It’s probably impossible to count how many roses are sold on Valentine’s Day in the Finger Lakes Region alone – forget about the whole country! However, I’ve got one rose that’s lasted for years with absolutely no watering or plant care (my kind of flower if I’m being honest!). In fact, the only way that I could manage to kill this low-maintenance rose is by dropping it – it’s made of glass.
Glass flowers for sale are a signature greeting at Corning Museum of Glass. If you’ve never been and are questioning how a museum dedicated to glass could possibly be interesting, I assure you that it is one of the coolest museums I’ve ever been to. Where in the Louvre can you watch someone torch a vase out of a solid blob? Or sign up to make beads and jewelry pieces, or even to blow a glass ornament yourself?
My particular yellow rose was specifically plucked out from buckets full of shining roses that had been in the bed of a picturesque pick-up truck display. It was the first thing I laid eyes on walking through the front door and I knew I had to have one. I remember specifically bee-lining for buckets and agonizing over which color to pick – this decision would be for life! Even after I claimed my prize, I spent months afterwards wondering if I should have picked a mixed white and pink one like my younger sister did.
While this museum was impressionable enough to vividly stick in my brain a decade or so after visiting, I realize now that the Finger Lakes is full of artisans and glassblowers. It was incredible to see the process and to learn about the science behind glassblowing. But what’s even more incredible is the awareness I have now of the small town artisans all around the region who do the same thing for a living!
As I grew up around beautiful glasswork, I never realized how uncommon it was. In the Finger Lakes Region, you just have to go to the local artisan shop. During the holidays, it seemed like every store had some version of those same glass ornaments that I saw in the museum. Art galleries all over the region feature sculptures and unique dinnerware – even tiny little glass figures grace the shelves of small toy stores.

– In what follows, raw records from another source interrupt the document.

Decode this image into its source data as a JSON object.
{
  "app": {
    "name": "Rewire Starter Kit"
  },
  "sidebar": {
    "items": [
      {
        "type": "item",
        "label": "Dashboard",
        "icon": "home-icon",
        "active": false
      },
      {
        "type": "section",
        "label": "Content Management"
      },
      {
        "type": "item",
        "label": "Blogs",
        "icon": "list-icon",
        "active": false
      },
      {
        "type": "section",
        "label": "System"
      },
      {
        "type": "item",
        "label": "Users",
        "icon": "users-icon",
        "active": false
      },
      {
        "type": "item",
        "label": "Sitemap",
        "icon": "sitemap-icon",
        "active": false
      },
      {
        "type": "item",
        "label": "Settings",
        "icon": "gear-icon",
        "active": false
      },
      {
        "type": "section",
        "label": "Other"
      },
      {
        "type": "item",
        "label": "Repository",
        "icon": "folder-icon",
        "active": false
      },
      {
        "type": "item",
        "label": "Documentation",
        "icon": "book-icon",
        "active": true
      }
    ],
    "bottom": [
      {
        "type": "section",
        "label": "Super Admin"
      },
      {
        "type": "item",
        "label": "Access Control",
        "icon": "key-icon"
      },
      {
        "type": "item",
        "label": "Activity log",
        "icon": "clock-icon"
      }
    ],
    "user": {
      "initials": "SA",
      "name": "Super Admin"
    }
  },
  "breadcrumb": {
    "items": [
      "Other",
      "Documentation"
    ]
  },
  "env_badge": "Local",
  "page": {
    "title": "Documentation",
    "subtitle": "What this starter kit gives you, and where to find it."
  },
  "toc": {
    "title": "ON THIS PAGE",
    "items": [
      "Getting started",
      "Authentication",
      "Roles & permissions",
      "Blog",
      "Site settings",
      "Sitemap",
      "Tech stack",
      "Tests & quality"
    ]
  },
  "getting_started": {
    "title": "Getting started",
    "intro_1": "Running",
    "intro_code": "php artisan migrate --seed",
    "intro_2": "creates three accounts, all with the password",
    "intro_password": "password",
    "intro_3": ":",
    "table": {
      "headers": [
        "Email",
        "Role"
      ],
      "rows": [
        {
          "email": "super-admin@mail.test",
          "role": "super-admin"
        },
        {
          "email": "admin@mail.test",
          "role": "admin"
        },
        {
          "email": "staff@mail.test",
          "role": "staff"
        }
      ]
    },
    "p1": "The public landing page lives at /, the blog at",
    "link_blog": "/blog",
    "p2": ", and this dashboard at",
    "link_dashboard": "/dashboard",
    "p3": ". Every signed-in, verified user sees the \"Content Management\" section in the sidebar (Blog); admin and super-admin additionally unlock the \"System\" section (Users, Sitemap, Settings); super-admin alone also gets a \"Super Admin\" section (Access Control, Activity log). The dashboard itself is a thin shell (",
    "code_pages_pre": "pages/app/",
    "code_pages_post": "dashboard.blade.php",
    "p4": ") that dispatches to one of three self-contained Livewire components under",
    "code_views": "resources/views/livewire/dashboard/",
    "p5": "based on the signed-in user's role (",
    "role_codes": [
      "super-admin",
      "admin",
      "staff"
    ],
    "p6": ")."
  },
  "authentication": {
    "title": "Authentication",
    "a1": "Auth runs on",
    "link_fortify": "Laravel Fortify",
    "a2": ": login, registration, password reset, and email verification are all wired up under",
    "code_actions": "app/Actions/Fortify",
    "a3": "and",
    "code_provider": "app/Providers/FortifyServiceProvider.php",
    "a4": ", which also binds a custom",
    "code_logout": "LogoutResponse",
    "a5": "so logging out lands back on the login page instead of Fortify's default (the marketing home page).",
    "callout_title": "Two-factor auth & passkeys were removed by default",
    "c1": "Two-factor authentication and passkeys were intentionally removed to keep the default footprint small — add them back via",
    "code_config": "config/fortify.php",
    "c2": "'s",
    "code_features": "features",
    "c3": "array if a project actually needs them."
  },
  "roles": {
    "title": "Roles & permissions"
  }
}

When I had the opportunity to travel to Venice last year, I was highly impressed that the world-famous Venetian glasswork looked surprisingly familiar to me – but don’t tell the Venetians I said that! I couldn’t help but feel proud to discover that the pieces being done in New York sparkle just as much as the pieces that hung in shops during Carnivale. Bellissimo!
By Halie Solea